"There was good snowpack in the Sierra, and if we had a repeat of those kind of winters, it would definitely put a dent in the drought," says Mantua. "It wouldn't wipe out all of our water-supply deficit, it wouldn't recharge all of the ground water that's been pumped out in the last four years and the last dozens of years, but at least it would help refill reservoirs and recharge our soils and get a snowpack established again in the mountains."
El Niño was identified by fishermen in Peru and Ecuador as far back as the 1600s, not so much for its weather patterns as for its negative impacts on fishing. The warm waters shut down nutrient-rich upwelling, halting the plankton bloom and subsequently breaking the entire food chain. But El Niño's warm water can also mean weak upwelling in local waters too, which could mean poor reproduction this year for Dungeness crab, which are also being plagued by the blob's algae bloom of toxic domoic acid.
The warm water isn't great for Pacific salmon either, Mantua says, which thrive in cold, upwelled water high in nutrients and a productive plankton community that includes lipid-rich copepods and other crustaceans like krill.
"During these warm periods we know that it can be stressful for top predators, including salmon, seabirds, sea lions and seals," says Mantua. Salmon released from hatcheries, which produce most of the salmon caught off the coast of California, are usually fished after they've been in the ocean for two or three years, Mantua says, "so it doesn't have such a big impact on the season that you're in, but two or three years down the road."
Similar to past El Niño years, bluefin tuna, opah or moonfish, and bonito—marine life typical off the coast of Southern California—are all currently swarming area waters.
Since the last El Niño, the Bay Area has experienced almost two decades of relatively mild winters, and Griggs points out that only a small portion of today's residents were even here to experience the full wrath of an intense storm season.

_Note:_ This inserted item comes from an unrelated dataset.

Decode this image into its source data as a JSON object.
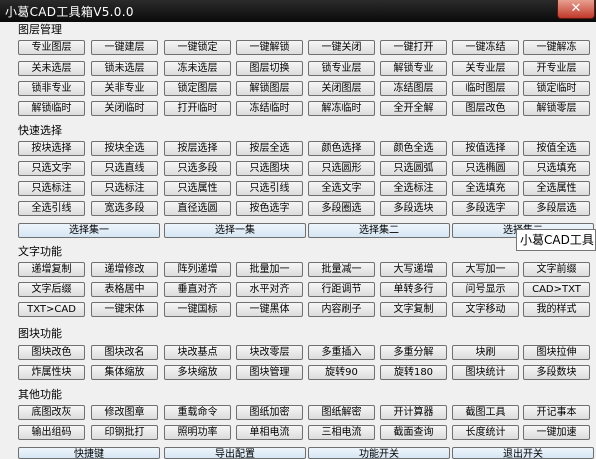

"It's like all earthquakes aren't the same—all floods aren't the same, and all El Niños are not the same. I'm not sure if people fully understand that," says Griggs. "I think, in terms of flooding, what people are doing is trying to clean out storm drains and get sandbags ready and make sure your roof gutters are clean, which helps the water get out faster." Even so, "You can't stop sea levels from rising and you can't stop the waves from coming."